* Exercise details
Scan the entries for lines with the word "from" and copy those lines.

Supplied information section start

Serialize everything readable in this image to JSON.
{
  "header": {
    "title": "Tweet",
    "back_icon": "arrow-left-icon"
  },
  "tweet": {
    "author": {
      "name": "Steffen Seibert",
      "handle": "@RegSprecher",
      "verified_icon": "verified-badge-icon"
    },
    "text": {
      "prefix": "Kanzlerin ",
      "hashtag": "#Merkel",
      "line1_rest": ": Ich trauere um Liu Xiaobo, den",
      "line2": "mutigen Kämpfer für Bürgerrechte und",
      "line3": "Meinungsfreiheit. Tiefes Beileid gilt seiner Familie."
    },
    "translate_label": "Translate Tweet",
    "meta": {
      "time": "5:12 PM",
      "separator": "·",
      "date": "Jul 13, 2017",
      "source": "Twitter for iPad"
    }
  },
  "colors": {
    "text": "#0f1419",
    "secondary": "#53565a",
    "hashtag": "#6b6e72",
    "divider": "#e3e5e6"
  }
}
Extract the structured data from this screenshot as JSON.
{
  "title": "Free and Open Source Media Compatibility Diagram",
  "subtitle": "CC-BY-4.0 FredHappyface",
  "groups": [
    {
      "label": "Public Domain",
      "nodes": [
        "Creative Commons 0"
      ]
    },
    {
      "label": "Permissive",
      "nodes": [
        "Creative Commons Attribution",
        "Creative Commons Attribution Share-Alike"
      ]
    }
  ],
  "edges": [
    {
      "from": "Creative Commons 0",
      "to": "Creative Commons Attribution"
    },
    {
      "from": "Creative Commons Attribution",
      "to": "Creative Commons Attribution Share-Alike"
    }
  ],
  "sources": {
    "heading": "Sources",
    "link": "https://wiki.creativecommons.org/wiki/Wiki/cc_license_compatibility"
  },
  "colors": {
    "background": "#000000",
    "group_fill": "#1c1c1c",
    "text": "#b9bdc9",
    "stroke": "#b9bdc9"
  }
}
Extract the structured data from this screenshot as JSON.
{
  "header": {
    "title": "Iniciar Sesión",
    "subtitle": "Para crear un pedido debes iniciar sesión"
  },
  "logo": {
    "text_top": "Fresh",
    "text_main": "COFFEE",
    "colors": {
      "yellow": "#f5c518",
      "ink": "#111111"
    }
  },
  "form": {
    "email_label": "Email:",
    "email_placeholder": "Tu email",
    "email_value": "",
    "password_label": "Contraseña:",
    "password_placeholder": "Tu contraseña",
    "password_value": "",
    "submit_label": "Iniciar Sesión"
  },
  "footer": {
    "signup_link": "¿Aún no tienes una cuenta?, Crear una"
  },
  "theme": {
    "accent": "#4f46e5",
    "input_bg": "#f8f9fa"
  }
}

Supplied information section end

* Written response
Extract the structured data from this screenshot as JSON.
      "from": "Creative Commons 0",
      "from": "Creative Commons Attribution",
Extract the structured data from this screenshot as JSON.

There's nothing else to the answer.